Eleven faculty members named AAAS Fellows
They join 205 of their Berkeley colleagues who are already members of the learned society
| 21 January 2009
BERKELEY — Eleven Berkeley faculty members have been named 2008 Fellows of the American Association for the Advancement of Science (AAAS), the world's largest general scientific society. They are among 486 new AAAS fellows named in the Dec. 19 issue of the organization's journal, Science. The honor, bestowed upon AAAS members by their peers, recognizes distinguished efforts to advance science or its applications.
With this announcement, Berkeley now boasts 216 AAAS fellows among its faculty.
The new fellows and their citations are:
Martin Banks, professor of optometry and vision science, for elucidating the operating characteristics of human vision and its development.
Steven Brenner, associate professor of plant and microbial biology, for computational biology research in the area of protein and structure classification, service to professional societies, co-founding of PLoS Computational Biology, teaching and committee work.
Jennifer Doudna, Howard Hughes Medical Institute Investigator and professor of molecular and cell biology, for breakthroughs in understanding RNA and RNP three-dimensional structure, including ribozymes, the signal recognition particle, and human ribosomal complexes.
Graham Fleming, professor of chemistry, for his sustained and exquisite contributions to the study of ultrafast interactions among molecules in liquids, solids, and solutions.

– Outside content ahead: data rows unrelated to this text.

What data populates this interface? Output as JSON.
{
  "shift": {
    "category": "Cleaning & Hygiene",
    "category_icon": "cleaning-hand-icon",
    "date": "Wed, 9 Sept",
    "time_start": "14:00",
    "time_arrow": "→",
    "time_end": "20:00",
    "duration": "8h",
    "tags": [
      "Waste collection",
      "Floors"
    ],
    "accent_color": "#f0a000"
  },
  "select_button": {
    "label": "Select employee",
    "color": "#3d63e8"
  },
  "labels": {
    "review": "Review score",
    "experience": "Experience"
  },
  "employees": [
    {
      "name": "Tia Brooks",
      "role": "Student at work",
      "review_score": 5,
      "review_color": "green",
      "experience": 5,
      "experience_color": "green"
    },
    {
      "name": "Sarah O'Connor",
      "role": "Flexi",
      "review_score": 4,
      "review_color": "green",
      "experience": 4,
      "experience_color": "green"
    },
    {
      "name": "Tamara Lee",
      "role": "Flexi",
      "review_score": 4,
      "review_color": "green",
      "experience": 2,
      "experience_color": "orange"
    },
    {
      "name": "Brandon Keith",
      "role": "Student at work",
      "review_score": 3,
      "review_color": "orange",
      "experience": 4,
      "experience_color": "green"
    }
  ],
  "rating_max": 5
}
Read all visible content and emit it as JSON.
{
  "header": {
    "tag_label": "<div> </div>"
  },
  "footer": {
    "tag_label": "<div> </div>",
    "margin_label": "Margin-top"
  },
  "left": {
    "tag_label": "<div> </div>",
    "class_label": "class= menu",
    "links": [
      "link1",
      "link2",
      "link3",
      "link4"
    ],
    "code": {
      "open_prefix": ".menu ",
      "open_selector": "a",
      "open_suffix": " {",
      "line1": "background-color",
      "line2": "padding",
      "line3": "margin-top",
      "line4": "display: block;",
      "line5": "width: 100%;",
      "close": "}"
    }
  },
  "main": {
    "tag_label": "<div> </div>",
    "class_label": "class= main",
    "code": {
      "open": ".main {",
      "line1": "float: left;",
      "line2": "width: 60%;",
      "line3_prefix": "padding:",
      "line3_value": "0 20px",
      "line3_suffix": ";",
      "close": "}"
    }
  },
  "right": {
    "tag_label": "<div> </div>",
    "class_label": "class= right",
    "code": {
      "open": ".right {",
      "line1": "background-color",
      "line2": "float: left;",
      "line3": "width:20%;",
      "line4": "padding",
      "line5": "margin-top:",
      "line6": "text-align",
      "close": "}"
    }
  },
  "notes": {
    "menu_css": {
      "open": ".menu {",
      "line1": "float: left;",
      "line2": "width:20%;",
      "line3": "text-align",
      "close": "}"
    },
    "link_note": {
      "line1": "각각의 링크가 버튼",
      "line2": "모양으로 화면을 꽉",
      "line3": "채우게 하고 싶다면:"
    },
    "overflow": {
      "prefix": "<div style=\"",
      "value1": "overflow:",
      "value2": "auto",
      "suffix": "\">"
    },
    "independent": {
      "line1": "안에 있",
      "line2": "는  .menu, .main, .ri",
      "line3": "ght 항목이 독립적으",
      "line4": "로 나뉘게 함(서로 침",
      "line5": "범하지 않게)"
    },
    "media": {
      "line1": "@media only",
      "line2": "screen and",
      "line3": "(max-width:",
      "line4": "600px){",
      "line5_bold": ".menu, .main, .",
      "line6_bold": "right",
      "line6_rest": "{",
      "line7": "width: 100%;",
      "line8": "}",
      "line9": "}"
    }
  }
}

Louise Fortmann, professor of society and environment, for distinguished contributions to research on agroforestry and ecological systems through the field of rural sociology, including research improving successful collaboration between professional scientists and public communities.
Susan Marqusee, professor of molecular and cell biology, for distinguished contributions to the fields of structural biology and biophysical chemistry, particularly protein folding, dynamics, and design.

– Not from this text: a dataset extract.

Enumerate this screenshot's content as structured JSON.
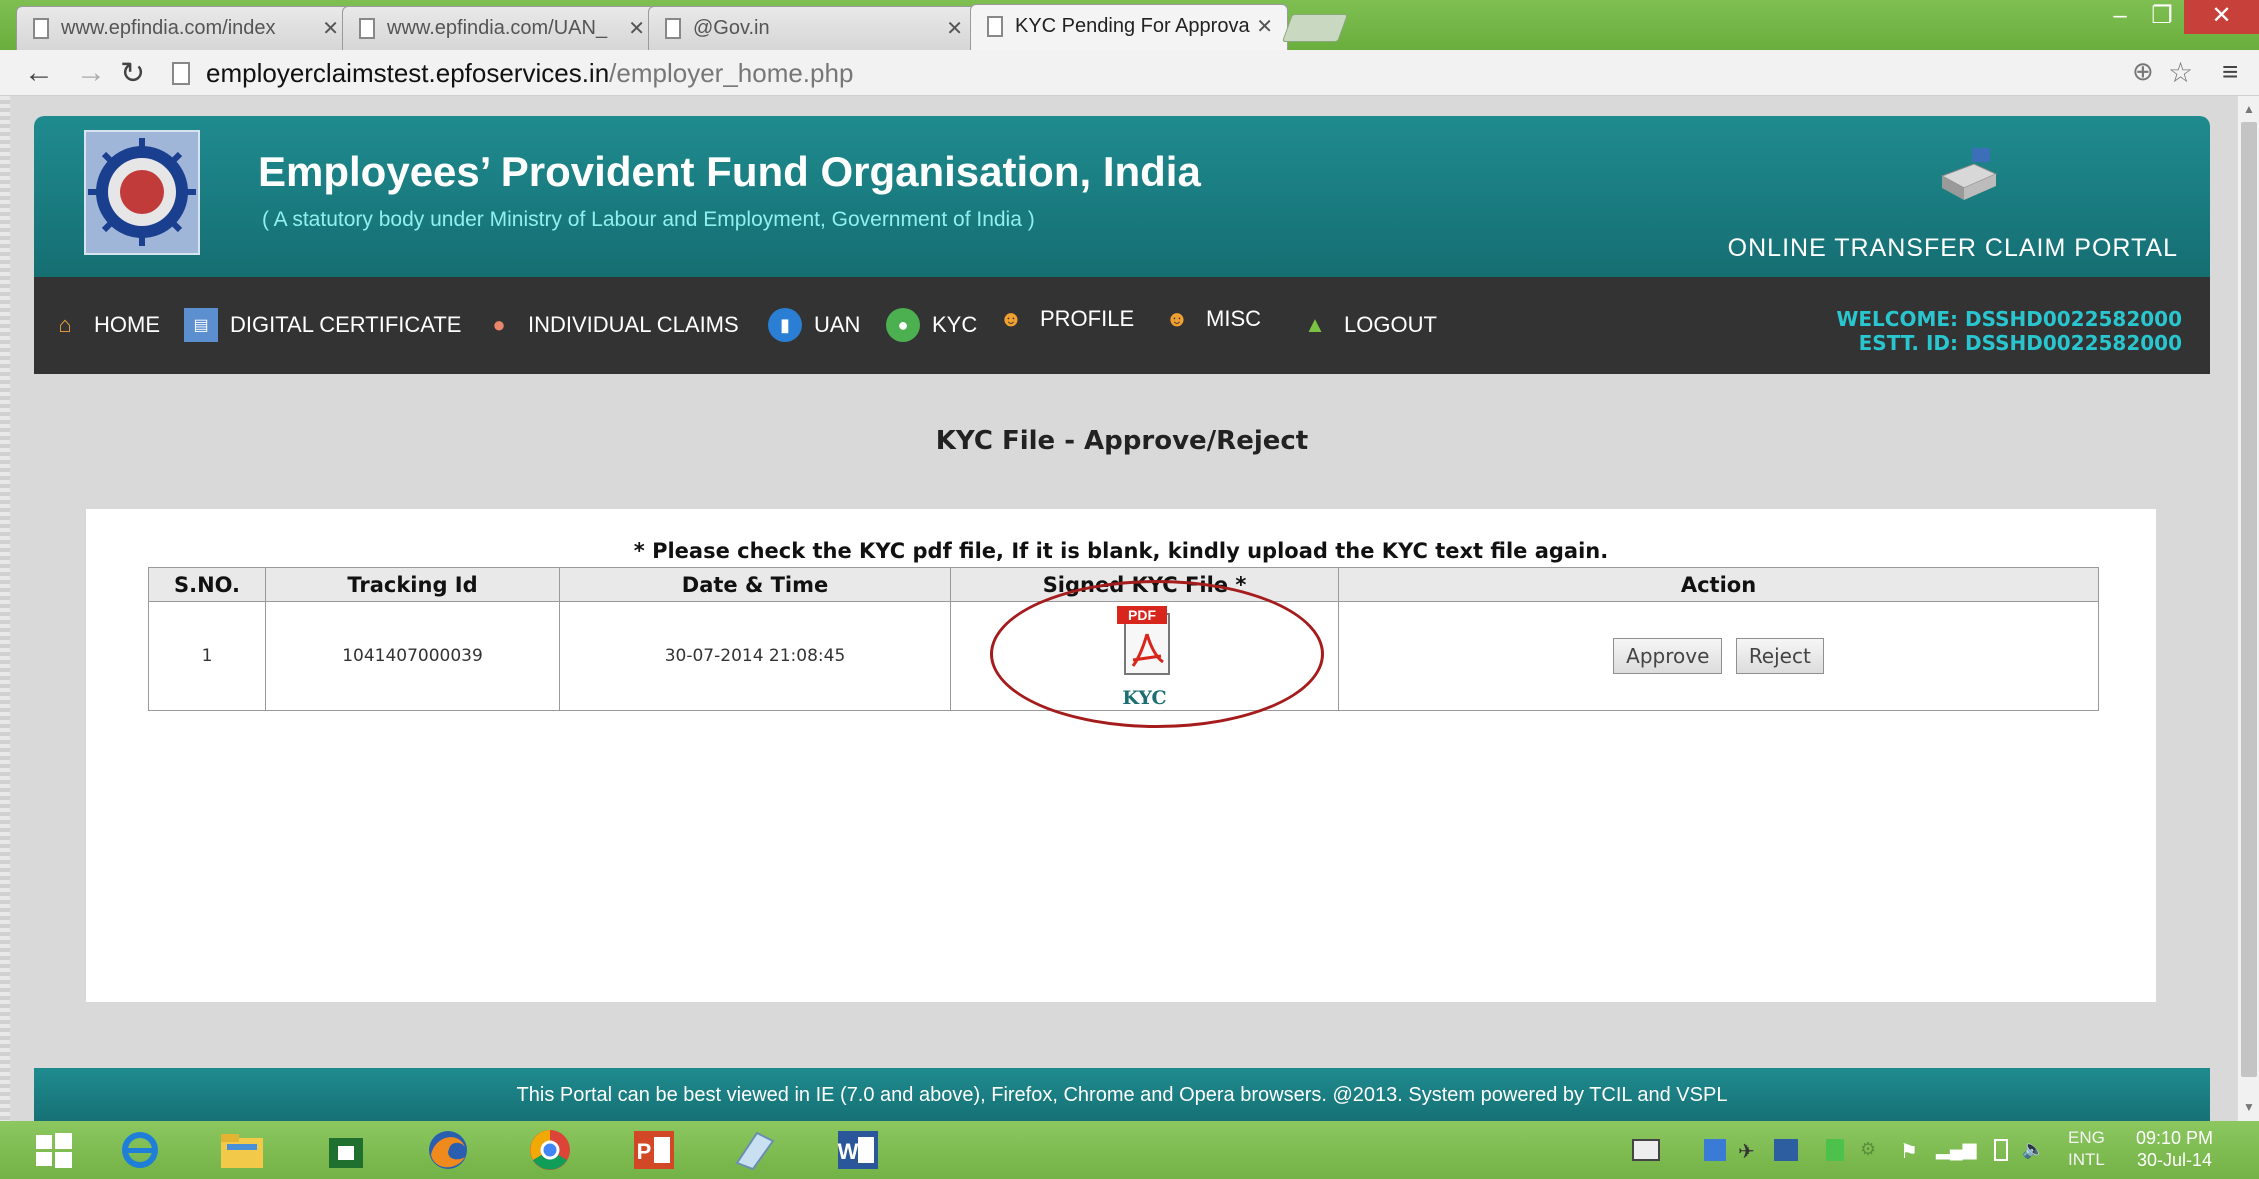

Barbara Meyer, Howard Hughes Medical Institute Investigator and professor of molecular and cell biology, for important contributions that deciphered molecular underpinnings of sex determination and dosage compensation, and mechanisms of meiotic chromosome segregation in meiosis in Caenorhabditis elegans.
Nipam Patel, professor of molecular and cell biology, for distinguished contributions to dissecting the evolution of development, particularly with regard to the arthropod body plan and appendage identity.
Elizabeth Theil, adjunct professor of nutritional sciences and toxicology, for pioneering contributions to bioinorganic and nucleic-acid chemistry that changed accepted views, particularly for iron and oxygen in ferritin protein nanocages and mRNA regulation.
Bin Yu, professor of statistics and of electrical engineering and computer sciences, for distinguished theoretical contributions in statistics and machine learning and important engineering-science applications, and for fostering and initiating interdisciplinary work in China and the United States.
Xiang Zhang, professor of mechanical engineering and director of the National Science Foundation Nanoscale Science and Engineering Center, for the first groundbreaking demonstration ofthe optical superlens, seminal contributions to metamaterials science and nanophotonics, and pioneering work in the field of plasmonic lithography.
The AAAS will present the new fellows with a gold-and-blue-rosette pin and an official certificate on Feb. 14 at the society's annual meeting in Chicago.